Burge says that new tenants were told nothing about Enerpro at the time they moved in. She says that they were, however, told by Jennifer Standeven — assistant director of business operations in the city’s community services group — that the residents were part of an “experiment.” Emphasis was also placed on the tenants’ personal energy consumption, to the point where residents were “discouraged from having baths,” Burge says.

Burge says that when the tenants first received the energy bills they set about trying to form a tenant association. Shortly after, one of the tenants involved received a warning. “Somehow this woman at city hall, Standeven, found out and wrote to us that we could only form a tenants’ committee if we had her permission,” Burge says. No reason was given.


The Olympic Village is a preview of the things that the Dix government is going to find imbedded in all the P3's the province has signed on to.  The private sector takes all the "risk" until the shell company walks away for whatever reason and then the government must either buy up the bad debt or the real mortgage holders on Wall Street will seize the assets.

Catchfire Catchfire's picture

This thread and the other babbler thread Olympics Bailout are depressing documents of how everyone on the left predicted projects like the Olympic Village would turn out and how exactly, to the letter, they did just that.

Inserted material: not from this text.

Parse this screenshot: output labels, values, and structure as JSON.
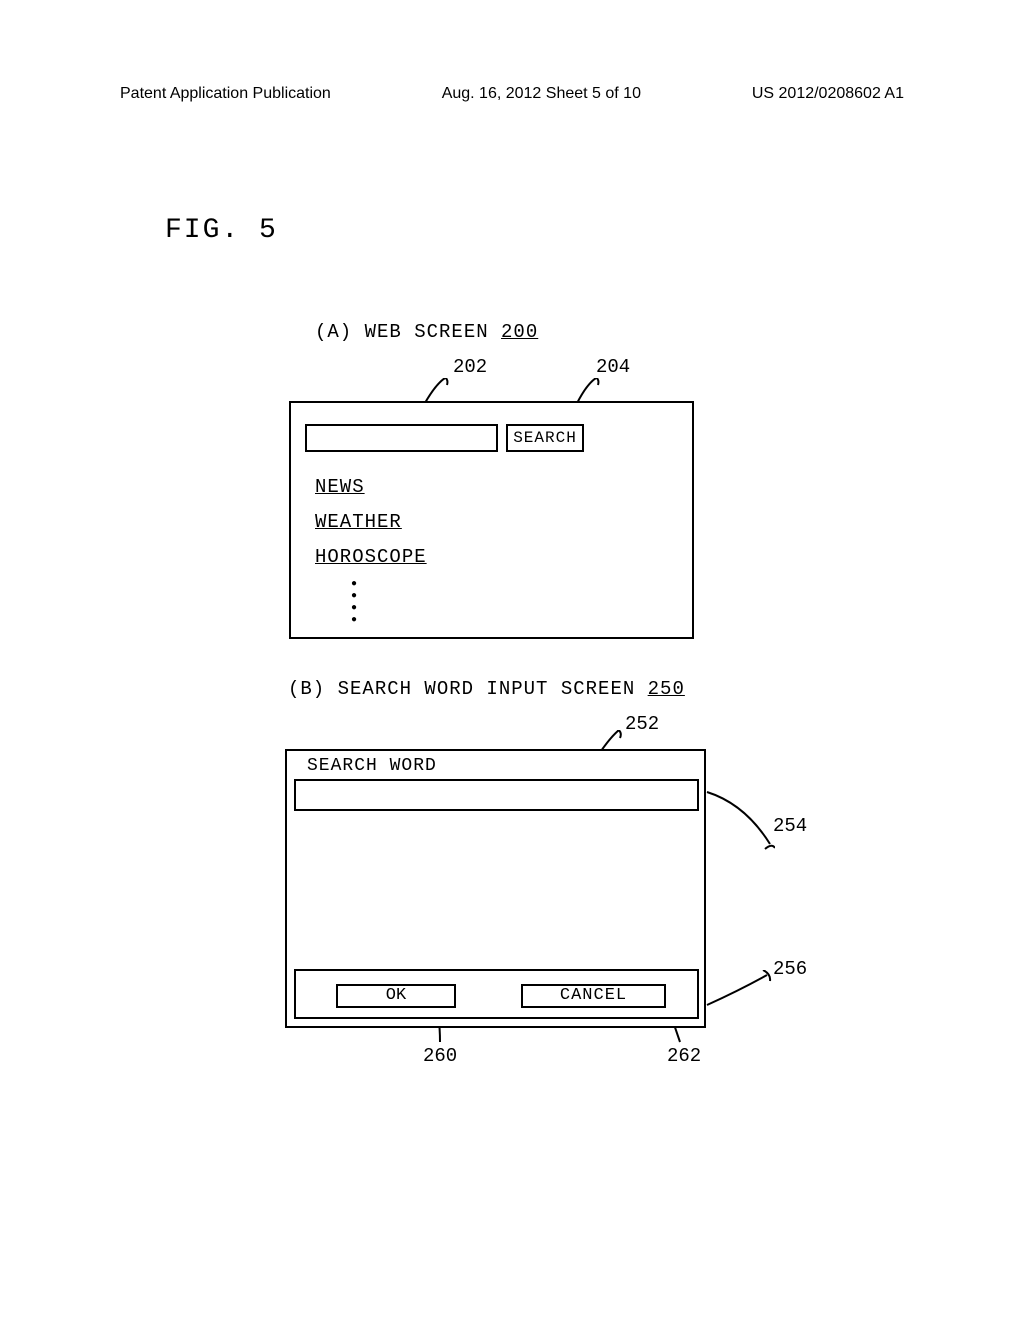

As in Barcelona. An interview with David Harvey on gentrification and port projects in Baltimore and Barcelona, also old ports.

I confess I also agree with his idea that "something had to be done" in the face of urban decay. Hope it is evident that however decayed the DTES district is and how unemployable many of its inhabitants have become, they have a right to live there and decent housing is a key factor in helping people (however screwed up by capitalism, racism and all) improve their lives and live in dignity. My only problem with some progressive accounts is that they seem far too glowing about life in the DTES - I certainly understand, given the need to defend its inhabitants.


The Olympic Village is not really in the DTES.